Identify each line in the records below that contains the word "Haritalar", and copy it.

[Page and application data records]
- Opening Delimiter -

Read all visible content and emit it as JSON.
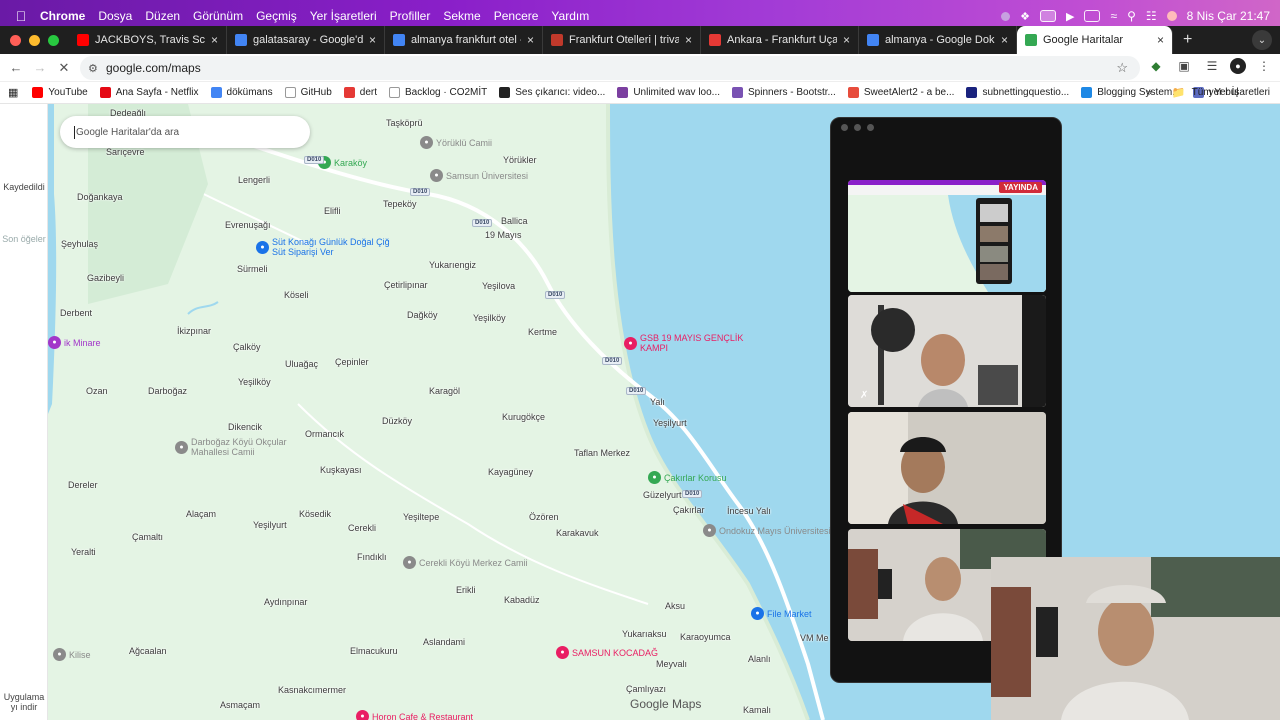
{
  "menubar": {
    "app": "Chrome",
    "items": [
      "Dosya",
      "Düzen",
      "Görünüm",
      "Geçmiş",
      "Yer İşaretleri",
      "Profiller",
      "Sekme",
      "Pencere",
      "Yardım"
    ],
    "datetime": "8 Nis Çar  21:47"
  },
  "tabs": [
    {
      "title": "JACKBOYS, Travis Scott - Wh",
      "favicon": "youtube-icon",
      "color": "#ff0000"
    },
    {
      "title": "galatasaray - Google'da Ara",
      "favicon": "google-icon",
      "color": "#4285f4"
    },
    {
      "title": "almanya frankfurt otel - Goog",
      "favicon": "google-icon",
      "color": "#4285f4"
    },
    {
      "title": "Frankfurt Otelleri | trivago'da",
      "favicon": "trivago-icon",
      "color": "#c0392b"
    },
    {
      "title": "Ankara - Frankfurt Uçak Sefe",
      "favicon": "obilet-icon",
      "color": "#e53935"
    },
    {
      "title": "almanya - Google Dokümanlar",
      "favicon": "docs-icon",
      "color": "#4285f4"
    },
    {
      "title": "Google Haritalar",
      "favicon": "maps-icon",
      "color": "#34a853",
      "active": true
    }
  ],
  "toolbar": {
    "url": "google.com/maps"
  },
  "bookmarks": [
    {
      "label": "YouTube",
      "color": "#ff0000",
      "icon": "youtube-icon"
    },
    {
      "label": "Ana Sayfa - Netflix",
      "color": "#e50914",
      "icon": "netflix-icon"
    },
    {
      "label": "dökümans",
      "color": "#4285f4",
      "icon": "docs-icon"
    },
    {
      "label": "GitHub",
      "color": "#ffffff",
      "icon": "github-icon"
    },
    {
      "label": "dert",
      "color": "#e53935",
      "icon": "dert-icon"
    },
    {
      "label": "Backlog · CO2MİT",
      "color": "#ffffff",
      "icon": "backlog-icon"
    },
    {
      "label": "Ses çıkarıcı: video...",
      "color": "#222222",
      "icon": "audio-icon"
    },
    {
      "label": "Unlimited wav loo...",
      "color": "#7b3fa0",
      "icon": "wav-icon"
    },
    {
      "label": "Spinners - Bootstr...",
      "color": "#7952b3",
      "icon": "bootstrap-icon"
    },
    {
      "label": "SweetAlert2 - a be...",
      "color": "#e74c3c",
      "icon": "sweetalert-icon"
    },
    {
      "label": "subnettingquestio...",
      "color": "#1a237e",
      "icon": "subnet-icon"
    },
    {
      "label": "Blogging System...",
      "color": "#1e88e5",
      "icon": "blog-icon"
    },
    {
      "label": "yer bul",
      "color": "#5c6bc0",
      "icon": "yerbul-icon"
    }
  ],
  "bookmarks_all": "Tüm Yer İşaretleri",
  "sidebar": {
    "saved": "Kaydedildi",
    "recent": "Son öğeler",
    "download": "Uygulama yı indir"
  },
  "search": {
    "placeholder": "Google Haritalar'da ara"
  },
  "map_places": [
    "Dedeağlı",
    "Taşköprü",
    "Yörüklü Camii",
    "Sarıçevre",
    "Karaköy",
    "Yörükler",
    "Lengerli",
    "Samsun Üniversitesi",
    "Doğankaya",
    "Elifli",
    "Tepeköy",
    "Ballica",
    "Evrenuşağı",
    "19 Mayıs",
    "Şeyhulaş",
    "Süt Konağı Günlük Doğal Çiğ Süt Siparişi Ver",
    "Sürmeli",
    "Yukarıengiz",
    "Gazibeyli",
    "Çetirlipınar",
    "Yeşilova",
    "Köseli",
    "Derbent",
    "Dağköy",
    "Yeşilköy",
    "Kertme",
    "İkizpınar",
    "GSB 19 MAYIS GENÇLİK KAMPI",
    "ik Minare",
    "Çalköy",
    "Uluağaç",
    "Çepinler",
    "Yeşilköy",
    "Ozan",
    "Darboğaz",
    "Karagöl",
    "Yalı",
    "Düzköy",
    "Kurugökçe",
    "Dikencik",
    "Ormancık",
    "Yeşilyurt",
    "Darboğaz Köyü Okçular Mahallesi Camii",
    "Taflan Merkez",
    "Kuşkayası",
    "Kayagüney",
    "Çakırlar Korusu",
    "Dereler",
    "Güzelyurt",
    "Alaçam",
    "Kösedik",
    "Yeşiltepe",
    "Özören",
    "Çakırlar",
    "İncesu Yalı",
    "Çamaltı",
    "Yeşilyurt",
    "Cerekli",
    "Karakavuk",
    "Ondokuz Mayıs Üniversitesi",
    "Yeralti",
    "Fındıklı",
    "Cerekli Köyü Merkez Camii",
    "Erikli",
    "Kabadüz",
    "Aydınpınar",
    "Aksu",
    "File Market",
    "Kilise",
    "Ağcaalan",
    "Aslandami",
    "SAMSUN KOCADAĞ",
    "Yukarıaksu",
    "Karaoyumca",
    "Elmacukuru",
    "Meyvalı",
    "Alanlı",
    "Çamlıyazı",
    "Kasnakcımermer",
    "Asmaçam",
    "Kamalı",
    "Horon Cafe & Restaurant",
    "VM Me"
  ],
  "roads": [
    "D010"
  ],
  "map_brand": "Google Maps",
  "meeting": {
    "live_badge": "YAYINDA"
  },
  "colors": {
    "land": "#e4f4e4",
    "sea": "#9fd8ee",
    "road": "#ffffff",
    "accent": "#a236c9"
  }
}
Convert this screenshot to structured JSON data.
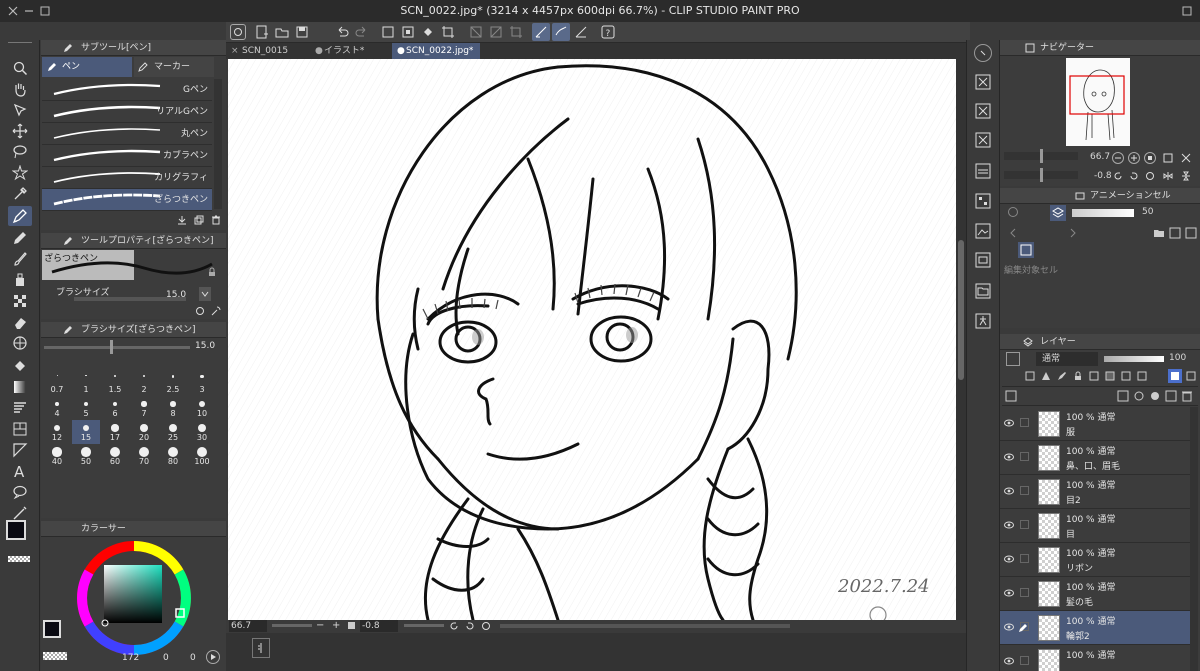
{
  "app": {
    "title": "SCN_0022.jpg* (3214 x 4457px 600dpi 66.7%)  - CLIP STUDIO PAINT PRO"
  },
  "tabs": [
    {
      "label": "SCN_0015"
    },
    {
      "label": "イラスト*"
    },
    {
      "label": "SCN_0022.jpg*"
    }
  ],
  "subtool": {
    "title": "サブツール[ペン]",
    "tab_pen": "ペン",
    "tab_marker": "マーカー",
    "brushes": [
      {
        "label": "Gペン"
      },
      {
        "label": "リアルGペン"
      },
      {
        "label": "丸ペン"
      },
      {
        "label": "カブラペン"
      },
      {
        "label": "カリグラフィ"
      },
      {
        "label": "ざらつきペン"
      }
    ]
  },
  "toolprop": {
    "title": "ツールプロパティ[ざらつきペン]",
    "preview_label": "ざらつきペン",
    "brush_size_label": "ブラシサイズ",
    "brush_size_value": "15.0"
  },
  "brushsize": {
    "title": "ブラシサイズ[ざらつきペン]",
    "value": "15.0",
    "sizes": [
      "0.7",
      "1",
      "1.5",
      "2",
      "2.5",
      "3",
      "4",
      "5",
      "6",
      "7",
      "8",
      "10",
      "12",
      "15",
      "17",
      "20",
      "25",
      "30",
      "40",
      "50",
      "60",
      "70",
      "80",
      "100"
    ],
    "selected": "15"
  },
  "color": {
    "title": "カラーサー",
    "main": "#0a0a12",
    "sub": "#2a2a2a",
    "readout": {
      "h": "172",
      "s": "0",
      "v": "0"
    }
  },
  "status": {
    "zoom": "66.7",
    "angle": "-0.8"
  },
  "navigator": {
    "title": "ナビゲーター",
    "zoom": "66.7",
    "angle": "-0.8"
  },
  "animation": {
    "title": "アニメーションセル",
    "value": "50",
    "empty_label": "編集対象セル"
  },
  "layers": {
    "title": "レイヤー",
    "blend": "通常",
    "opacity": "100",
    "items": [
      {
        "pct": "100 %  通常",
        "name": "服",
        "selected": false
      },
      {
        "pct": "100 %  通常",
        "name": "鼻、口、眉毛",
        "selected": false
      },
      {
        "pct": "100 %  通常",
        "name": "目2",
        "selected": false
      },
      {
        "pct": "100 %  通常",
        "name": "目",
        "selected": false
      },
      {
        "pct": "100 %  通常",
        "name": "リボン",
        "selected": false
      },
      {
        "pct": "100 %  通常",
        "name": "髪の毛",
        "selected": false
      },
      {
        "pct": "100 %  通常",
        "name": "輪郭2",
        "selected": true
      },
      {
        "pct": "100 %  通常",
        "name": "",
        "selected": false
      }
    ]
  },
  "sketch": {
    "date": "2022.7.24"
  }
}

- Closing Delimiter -

• **RESPONSE TO THE EXERCISE**:
      "title": "Google Haritalar",
    "placeholder": "Google Haritalar'da ara"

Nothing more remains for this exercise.